= Dataset rows for apps and sites =
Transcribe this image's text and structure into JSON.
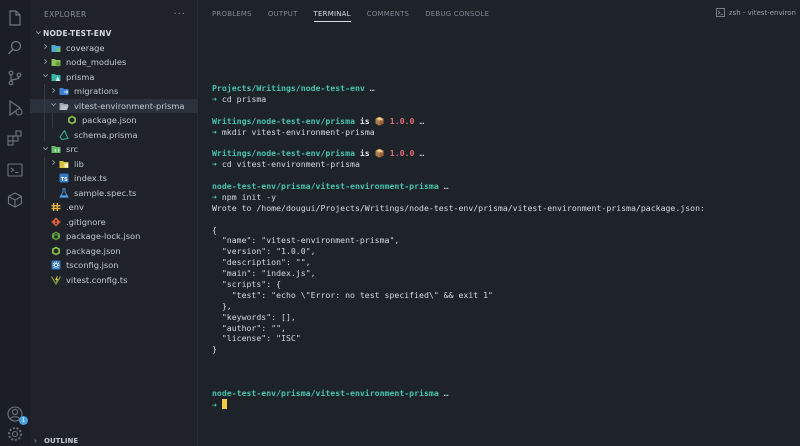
{
  "sidebar": {
    "title": "EXPLORER",
    "more": "···",
    "tree": [
      {
        "label": "NODE-TEST-ENV",
        "depth": 0,
        "chev": "down",
        "icon": "none",
        "root": true
      },
      {
        "label": "coverage",
        "depth": 1,
        "chev": "right",
        "icon": "folder-coverage-icon"
      },
      {
        "label": "node_modules",
        "depth": 1,
        "chev": "right",
        "icon": "folder-node-icon"
      },
      {
        "label": "prisma",
        "depth": 1,
        "chev": "down",
        "icon": "folder-prisma-icon"
      },
      {
        "label": "migrations",
        "depth": 2,
        "chev": "right",
        "icon": "folder-migrations-icon"
      },
      {
        "label": "vitest-environment-prisma",
        "depth": 2,
        "chev": "down",
        "icon": "folder-open-icon",
        "selected": true
      },
      {
        "label": "package.json",
        "depth": 3,
        "chev": "none",
        "icon": "package-json-icon"
      },
      {
        "label": "schema.prisma",
        "depth": 2,
        "chev": "none",
        "icon": "prisma-file-icon"
      },
      {
        "label": "src",
        "depth": 1,
        "chev": "down",
        "icon": "folder-src-icon"
      },
      {
        "label": "lib",
        "depth": 2,
        "chev": "right",
        "icon": "folder-lib-icon"
      },
      {
        "label": "index.ts",
        "depth": 2,
        "chev": "none",
        "icon": "typescript-file-icon"
      },
      {
        "label": "sample.spec.ts",
        "depth": 2,
        "chev": "none",
        "icon": "test-file-icon"
      },
      {
        "label": ".env",
        "depth": 1,
        "chev": "none",
        "icon": "env-file-icon"
      },
      {
        "label": ".gitignore",
        "depth": 1,
        "chev": "none",
        "icon": "git-file-icon"
      },
      {
        "label": "package-lock.json",
        "depth": 1,
        "chev": "none",
        "icon": "package-lock-icon"
      },
      {
        "label": "package.json",
        "depth": 1,
        "chev": "none",
        "icon": "package-json-icon"
      },
      {
        "label": "tsconfig.json",
        "depth": 1,
        "chev": "none",
        "icon": "tsconfig-icon"
      },
      {
        "label": "vitest.config.ts",
        "depth": 1,
        "chev": "none",
        "icon": "vitest-icon"
      }
    ],
    "outline_label": "OUTLINE",
    "account_badge": "1"
  },
  "activity": {
    "icons": [
      "files-icon",
      "search-icon",
      "source-control-icon",
      "run-debug-icon",
      "extensions-icon",
      "terminal-icon",
      "package-icon",
      "account-icon",
      "settings-icon"
    ]
  },
  "panel": {
    "tabs": [
      {
        "label": "PROBLEMS",
        "active": false
      },
      {
        "label": "OUTPUT",
        "active": false
      },
      {
        "label": "TERMINAL",
        "active": true
      },
      {
        "label": "COMMENTS",
        "active": false
      },
      {
        "label": "DEBUG CONSOLE",
        "active": false
      }
    ],
    "terminal_selector": "zsh - vitest-environ"
  },
  "terminal": {
    "lines": [
      [
        {
          "c": "path",
          "t": "Projects/Writings/node-test-env"
        },
        {
          "c": "ell",
          "t": " …"
        }
      ],
      [
        {
          "c": "arrow",
          "t": "➜"
        },
        {
          "c": "",
          "t": " cd prisma"
        }
      ],
      [],
      [
        {
          "c": "path",
          "t": "Writings/node-test-env/prisma"
        },
        {
          "c": "is",
          "t": " is "
        },
        {
          "c": "",
          "t": "📦"
        },
        {
          "c": "ver",
          "t": " 1.0.0"
        },
        {
          "c": "ell",
          "t": " …"
        }
      ],
      [
        {
          "c": "arrow",
          "t": "➜"
        },
        {
          "c": "",
          "t": " mkdir vitest-environment-prisma"
        }
      ],
      [],
      [
        {
          "c": "path",
          "t": "Writings/node-test-env/prisma"
        },
        {
          "c": "is",
          "t": " is "
        },
        {
          "c": "",
          "t": "📦"
        },
        {
          "c": "ver",
          "t": " 1.0.0"
        },
        {
          "c": "ell",
          "t": " …"
        }
      ],
      [
        {
          "c": "arrow",
          "t": "➜"
        },
        {
          "c": "",
          "t": " cd vitest-environment-prisma"
        }
      ],
      [],
      [
        {
          "c": "path",
          "t": "node-test-env/prisma/vitest-environment-prisma"
        },
        {
          "c": "ell",
          "t": " …"
        }
      ],
      [
        {
          "c": "arrow",
          "t": "➜"
        },
        {
          "c": "",
          "t": " npm init -y"
        }
      ],
      [
        {
          "c": "",
          "t": "Wrote to /home/dougui/Projects/Writings/node-test-env/prisma/vitest-environment-prisma/package.json:"
        }
      ],
      [],
      [
        {
          "c": "",
          "t": "{"
        }
      ],
      [
        {
          "c": "",
          "t": "  \"name\": \"vitest-environment-prisma\","
        }
      ],
      [
        {
          "c": "",
          "t": "  \"version\": \"1.0.0\","
        }
      ],
      [
        {
          "c": "",
          "t": "  \"description\": \"\","
        }
      ],
      [
        {
          "c": "",
          "t": "  \"main\": \"index.js\","
        }
      ],
      [
        {
          "c": "",
          "t": "  \"scripts\": {"
        }
      ],
      [
        {
          "c": "",
          "t": "    \"test\": \"echo \\\"Error: no test specified\\\" && exit 1\""
        }
      ],
      [
        {
          "c": "",
          "t": "  },"
        }
      ],
      [
        {
          "c": "",
          "t": "  \"keywords\": [],"
        }
      ],
      [
        {
          "c": "",
          "t": "  \"author\": \"\","
        }
      ],
      [
        {
          "c": "",
          "t": "  \"license\": \"ISC\""
        }
      ],
      [
        {
          "c": "",
          "t": "}"
        }
      ],
      [],
      [],
      [],
      [
        {
          "c": "path",
          "t": "node-test-env/prisma/vitest-environment-prisma"
        },
        {
          "c": "ell",
          "t": " …"
        }
      ],
      [
        {
          "c": "arrow",
          "t": "➜"
        },
        {
          "c": "",
          "t": " "
        },
        {
          "c": "cursor",
          "t": ""
        }
      ]
    ]
  }
}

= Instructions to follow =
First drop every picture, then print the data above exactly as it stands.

= Answer below =
Transcribe this image's text and structure into JSON.
{
  "sidebar": {
    "title": "EXPLORER",
    "more": "···",
    "tree": [
      {
        "label": "NODE-TEST-ENV",
        "depth": 0,
        "chev": "down",
        "icon": "none",
        "root": true
      },
      {
        "label": "coverage",
        "depth": 1,
        "chev": "right",
        "icon": "folder-coverage-icon"
      },
      {
        "label": "node_modules",
        "depth": 1,
        "chev": "right",
        "icon": "folder-node-icon"
      },
      {
        "label": "prisma",
        "depth": 1,
        "chev": "down",
        "icon": "folder-prisma-icon"
      },
      {
        "label": "migrations",
        "depth": 2,
        "chev": "right",
        "icon": "folder-migrations-icon"
      },
      {
        "label": "vitest-environment-prisma",
        "depth": 2,
        "chev": "down",
        "icon": "folder-open-icon",
        "selected": true
      },
      {
        "label": "package.json",
        "depth": 3,
        "chev": "none",
        "icon": "package-json-icon"
      },
      {
        "label": "schema.prisma",
        "depth": 2,
        "chev": "none",
        "icon": "prisma-file-icon"
      },
      {
        "label": "src",
        "depth": 1,
        "chev": "down",
        "icon": "folder-src-icon"
      },
      {
        "label": "lib",
        "depth": 2,
        "chev": "right",
        "icon": "folder-lib-icon"
      },
      {
        "label": "index.ts",
        "depth": 2,
        "chev": "none",
        "icon": "typescript-file-icon"
      },
      {
        "label": "sample.spec.ts",
        "depth": 2,
        "chev": "none",
        "icon": "test-file-icon"
      },
      {
        "label": ".env",
        "depth": 1,
        "chev": "none",
        "icon": "env-file-icon"
      },
      {
        "label": ".gitignore",
        "depth": 1,
        "chev": "none",
        "icon": "git-file-icon"
      },
      {
        "label": "package-lock.json",
        "depth": 1,
        "chev": "none",
        "icon": "package-lock-icon"
      },
      {
        "label": "package.json",
        "depth": 1,
        "chev": "none",
        "icon": "package-json-icon"
      },
      {
        "label": "tsconfig.json",
        "depth": 1,
        "chev": "none",
        "icon": "tsconfig-icon"
      },
      {
        "label": "vitest.config.ts",
        "depth": 1,
        "chev": "none",
        "icon": "vitest-icon"
      }
    ],
    "outline_label": "OUTLINE",
    "account_badge": "1"
  },
  "activity": {
    "icons": [
      "files-icon",
      "search-icon",
      "source-control-icon",
      "run-debug-icon",
      "extensions-icon",
      "terminal-icon",
      "package-icon",
      "account-icon",
      "settings-icon"
    ]
  },
  "panel": {
    "tabs": [
      {
        "label": "PROBLEMS",
        "active": false
      },
      {
        "label": "OUTPUT",
        "active": false
      },
      {
        "label": "TERMINAL",
        "active": true
      },
      {
        "label": "COMMENTS",
        "active": false
      },
      {
        "label": "DEBUG CONSOLE",
        "active": false
      }
    ],
    "terminal_selector": "zsh - vitest-environ"
  },
  "terminal": {
    "lines": [
      [
        {
          "c": "path",
          "t": "Projects/Writings/node-test-env"
        },
        {
          "c": "ell",
          "t": " …"
        }
      ],
      [
        {
          "c": "arrow",
          "t": "➜"
        },
        {
          "c": "",
          "t": " cd prisma"
        }
      ],
      [],
      [
        {
          "c": "path",
          "t": "Writings/node-test-env/prisma"
        },
        {
          "c": "is",
          "t": " is "
        },
        {
          "c": "",
          "t": "📦"
        },
        {
          "c": "ver",
          "t": " 1.0.0"
        },
        {
          "c": "ell",
          "t": " …"
        }
      ],
      [
        {
          "c": "arrow",
          "t": "➜"
        },
        {
          "c": "",
          "t": " mkdir vitest-environment-prisma"
        }
      ],
      [],
      [
        {
          "c": "path",
          "t": "Writings/node-test-env/prisma"
        },
        {
          "c": "is",
          "t": " is "
        },
        {
          "c": "",
          "t": "📦"
        },
        {
          "c": "ver",
          "t": " 1.0.0"
        },
        {
          "c": "ell",
          "t": " …"
        }
      ],
      [
        {
          "c": "arrow",
          "t": "➜"
        },
        {
          "c": "",
          "t": " cd vitest-environment-prisma"
        }
      ],
      [],
      [
        {
          "c": "path",
          "t": "node-test-env/prisma/vitest-environment-prisma"
        },
        {
          "c": "ell",
          "t": " …"
        }
      ],
      [
        {
          "c": "arrow",
          "t": "➜"
        },
        {
          "c": "",
          "t": " npm init -y"
        }
      ],
      [
        {
          "c": "",
          "t": "Wrote to /home/dougui/Projects/Writings/node-test-env/prisma/vitest-environment-prisma/package.json:"
        }
      ],
      [],
      [
        {
          "c": "",
          "t": "{"
        }
      ],
      [
        {
          "c": "",
          "t": "  \"name\": \"vitest-environment-prisma\","
        }
      ],
      [
        {
          "c": "",
          "t": "  \"version\": \"1.0.0\","
        }
      ],
      [
        {
          "c": "",
          "t": "  \"description\": \"\","
        }
      ],
      [
        {
          "c": "",
          "t": "  \"main\": \"index.js\","
        }
      ],
      [
        {
          "c": "",
          "t": "  \"scripts\": {"
        }
      ],
      [
        {
          "c": "",
          "t": "    \"test\": \"echo \\\"Error: no test specified\\\" && exit 1\""
        }
      ],
      [
        {
          "c": "",
          "t": "  },"
        }
      ],
      [
        {
          "c": "",
          "t": "  \"keywords\": [],"
        }
      ],
      [
        {
          "c": "",
          "t": "  \"author\": \"\","
        }
      ],
      [
        {
          "c": "",
          "t": "  \"license\": \"ISC\""
        }
      ],
      [
        {
          "c": "",
          "t": "}"
        }
      ],
      [],
      [],
      [],
      [
        {
          "c": "path",
          "t": "node-test-env/prisma/vitest-environment-prisma"
        },
        {
          "c": "ell",
          "t": " …"
        }
      ],
      [
        {
          "c": "arrow",
          "t": "➜"
        },
        {
          "c": "",
          "t": " "
        },
        {
          "c": "cursor",
          "t": ""
        }
      ]
    ]
  }
}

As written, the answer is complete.